During much of the 1930s, Bechet based himself in New York. He formed a band called The New Orleans Feet-Warmers that featured another Crescent City expatriate, trumpeter Tommy Ladnier. The group’s inspired recordings included “Shag” and “Shake It and Break It,” although none sold especially well. Bechet and Ladnier also worked, for a time, with Noble Sissle. When gigs became sparse, the two became partners in a tailoring business.

In 1938 Bechet scored a hit with an interpretation of “Summertime.” In 1941, he made one of the first overdubbed recordings when he played the clarinet, soprano saxophone, tenor saxophone, piano, bass, and drums on a rendition of “The Sheik of Araby.” The late forties saw a revival of interest in traditional New Orleans jazz, especially in Europe.

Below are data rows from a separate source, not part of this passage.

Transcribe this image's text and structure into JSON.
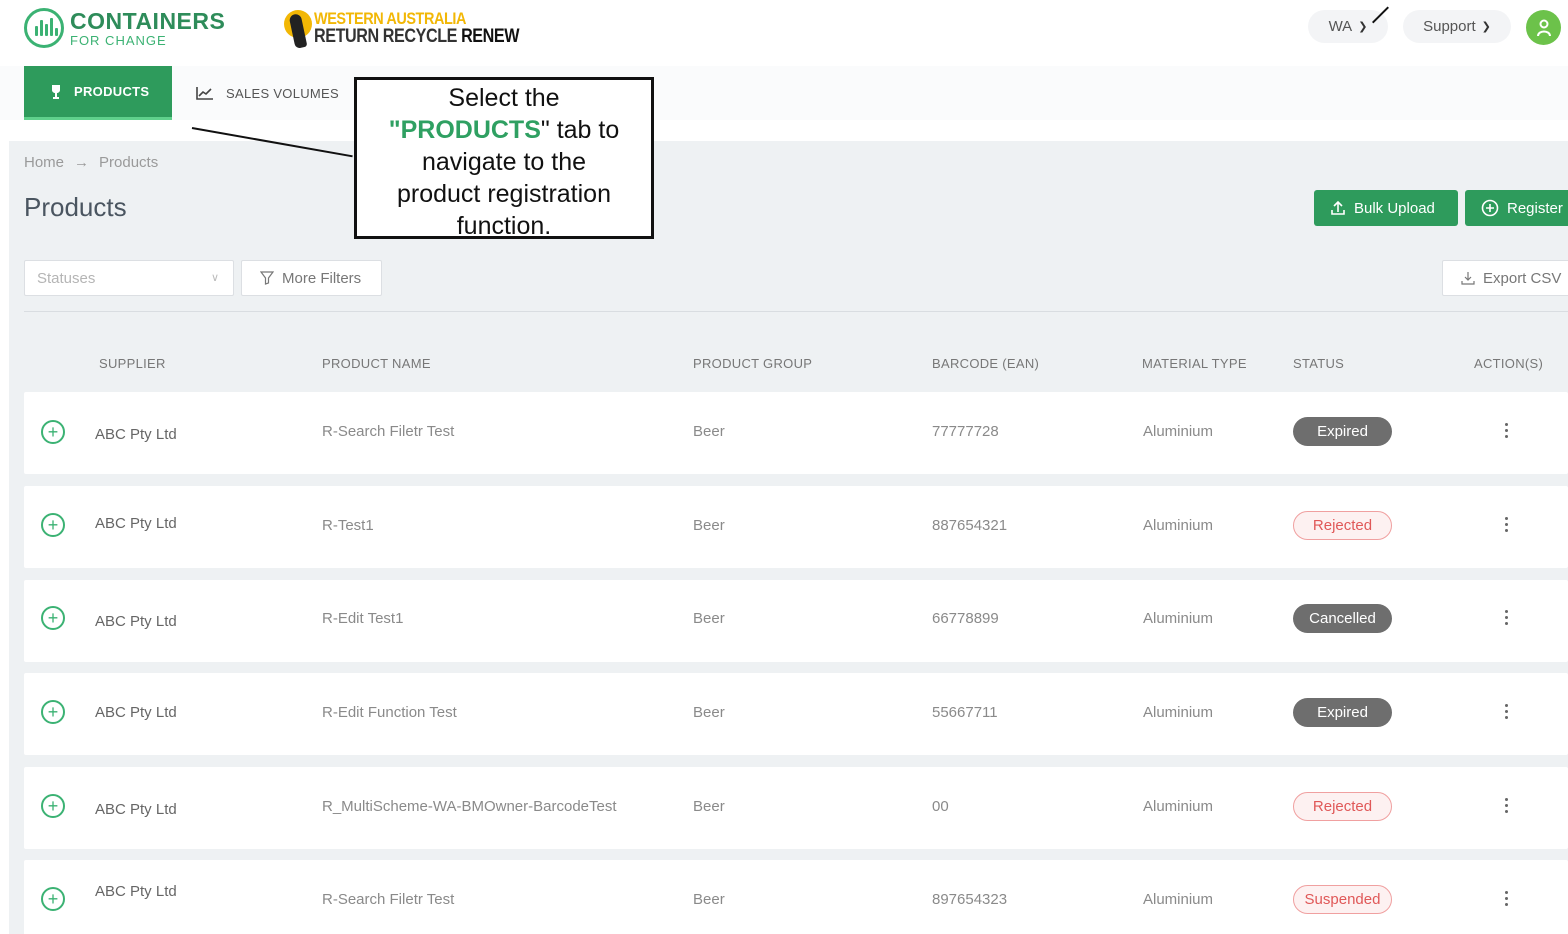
{
  "header": {
    "logo_main": "CONTAINERS",
    "logo_sub": "FOR CHANGE",
    "wa_line1": "WESTERN AUSTRALIA",
    "wa_line2": "RETURN RECYCLE",
    "wa_line2_bold": "RENEW",
    "region": "WA",
    "support": "Support"
  },
  "tabs": [
    {
      "label": "PRODUCTS",
      "icon": "bottle-icon",
      "active": true
    },
    {
      "label": "SALES VOLUMES",
      "icon": "chart-line-icon",
      "active": false
    }
  ],
  "breadcrumb": {
    "home": "Home",
    "separator": "→",
    "current": "Products"
  },
  "page_title": "Products",
  "actions": {
    "bulk_upload": "Bulk Upload",
    "register": "Register"
  },
  "filters": {
    "statuses_placeholder": "Statuses",
    "more_filters": "More Filters",
    "export_csv": "Export CSV"
  },
  "table": {
    "headers": [
      "SUPPLIER",
      "PRODUCT NAME",
      "PRODUCT GROUP",
      "BARCODE (EAN)",
      "MATERIAL TYPE",
      "STATUS",
      "ACTION(S)"
    ],
    "rows": [
      {
        "supplier": "ABC Pty Ltd",
        "product_name": "R-Search Filetr Test",
        "group": "Beer",
        "barcode": "77777728",
        "material": "Aluminium",
        "status": "Expired"
      },
      {
        "supplier": "ABC Pty Ltd",
        "product_name": "R-Test1",
        "group": "Beer",
        "barcode": "887654321",
        "material": "Aluminium",
        "status": "Rejected"
      },
      {
        "supplier": "ABC Pty Ltd",
        "product_name": "R-Edit Test1",
        "group": "Beer",
        "barcode": "66778899",
        "material": "Aluminium",
        "status": "Cancelled"
      },
      {
        "supplier": "ABC Pty Ltd",
        "product_name": "R-Edit Function Test",
        "group": "Beer",
        "barcode": "55667711",
        "material": "Aluminium",
        "status": "Expired"
      },
      {
        "supplier": "ABC Pty Ltd",
        "product_name": "R_MultiScheme-WA-BMOwner-BarcodeTest",
        "group": "Beer",
        "barcode": "00",
        "material": "Aluminium",
        "status": "Rejected"
      },
      {
        "supplier": "ABC Pty Ltd",
        "product_name": "R-Search Filetr Test",
        "group": "Beer",
        "barcode": "897654323",
        "material": "Aluminium",
        "status": "Suspended"
      }
    ]
  },
  "callout": {
    "line1": "Select the",
    "quote_open": "\"",
    "highlight": "PRODUCTS",
    "line2_rest": "\" tab to",
    "line3": "navigate to the",
    "line4": "product registration",
    "line5": "function."
  },
  "colors": {
    "brand_green": "#2e9b5c",
    "badge_grey": "#6e6e6e",
    "badge_red": "#e05858"
  }
}
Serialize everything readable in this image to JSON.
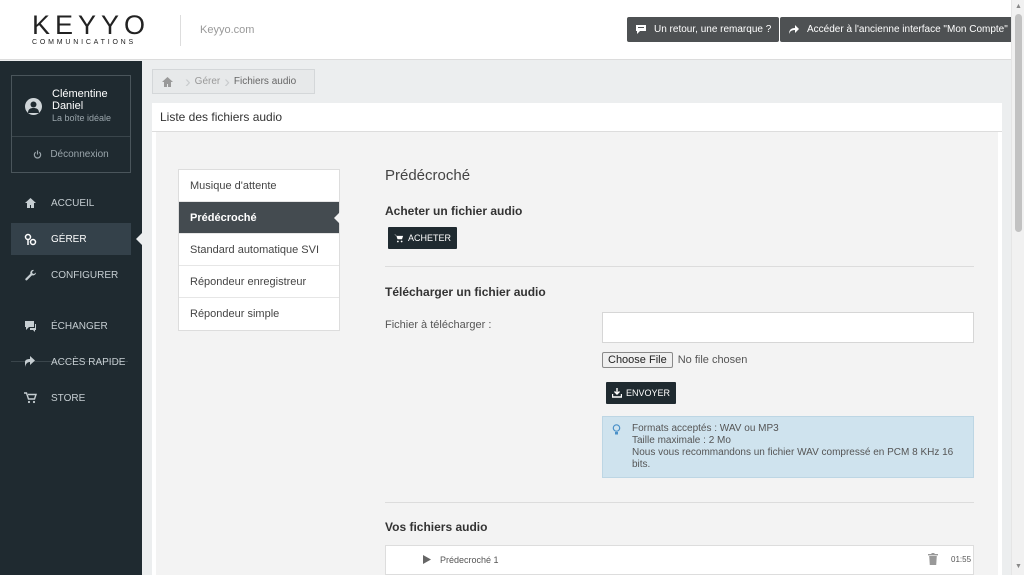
{
  "header": {
    "logo_main": "KEYYO",
    "logo_sub": "COMMUNICATIONS",
    "site_link": "Keyyo.com",
    "feedback_button": "Un retour, une remarque ?",
    "old_interface_button": "Accéder à l'ancienne interface \"Mon Compte\""
  },
  "user": {
    "first_name": "Clémentine",
    "last_name": "Daniel",
    "company": "La boîte idéale",
    "logout": "Déconnexion"
  },
  "sidebar": {
    "items": [
      {
        "label": "ACCUEIL",
        "icon": "home-icon"
      },
      {
        "label": "GÉRER",
        "icon": "manage-icon",
        "active": true
      },
      {
        "label": "CONFIGURER",
        "icon": "wrench-icon"
      },
      {
        "label": "ÉCHANGER",
        "icon": "chat-icon"
      },
      {
        "label": "ACCÈS RAPIDE",
        "icon": "shortcut-icon"
      },
      {
        "label": "STORE",
        "icon": "cart-icon"
      }
    ]
  },
  "breadcrumb": {
    "home_icon": "home-icon",
    "level1": "Gérer",
    "current": "Fichiers audio"
  },
  "panel": {
    "title": "Liste des fichiers audio"
  },
  "tabs": [
    {
      "label": "Musique d'attente"
    },
    {
      "label": "Prédécroché",
      "active": true
    },
    {
      "label": "Standard automatique SVI"
    },
    {
      "label": "Répondeur enregistreur"
    },
    {
      "label": "Répondeur simple"
    }
  ],
  "main": {
    "heading": "Prédécroché",
    "buy_title": "Acheter un fichier audio",
    "buy_button": "ACHETER",
    "upload_title": "Télécharger un fichier audio",
    "file_label": "Fichier à télécharger :",
    "file_input_value": "",
    "choose_file": "Choose File",
    "no_file": "No file chosen",
    "send_button": "ENVOYER",
    "info_lines": [
      "Formats acceptés : WAV ou MP3",
      "Taille maximale : 2 Mo",
      "Nous vous recommandons un fichier WAV compressé en PCM 8 KHz 16 bits."
    ],
    "files_title": "Vos fichiers audio",
    "files": [
      {
        "name": "Prédecroché 1",
        "duration": "01:55"
      }
    ]
  },
  "colors": {
    "sidebar_bg": "#1f2a30",
    "active_tab": "#444b50",
    "info_bg": "#cfe3ee",
    "top_button_bg": "#4e5153"
  }
}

Smoothing over his old legal difficulties, Bechet began performing again in France with increasing frequency. He was received as a cultural icon and an elder statesman of jazz; by the early 1950s Bechet was a French resident. Perhaps his best-known recording from this era was a reworking of the old Creole song “Les Oignons.”

Despite flagging health, Bechet performed and recorded tirelessly in France. He also gave a series of extensive oral history interviews to journalist Joan Reid. Transcripts of these conversations and subsequent interviews by Desmond Flower and John Ciardi were edited by the latter two into the compelling autobiography, Treat It Gentle. The book was published following Bechet’s death on May 14, 1959.

As with Louis Armstrong and other traditional jazz musicians, Sidney Bechet’s music was out of vogue for some time, but it has enjoyed a well-deserved renaissance. At this writing his legacy is preserved by clarinetists such as his former student Bob Wilber and New Orleans clarinetists who include Dr. Michael White, Tim Laughlin, and Evan Christopher.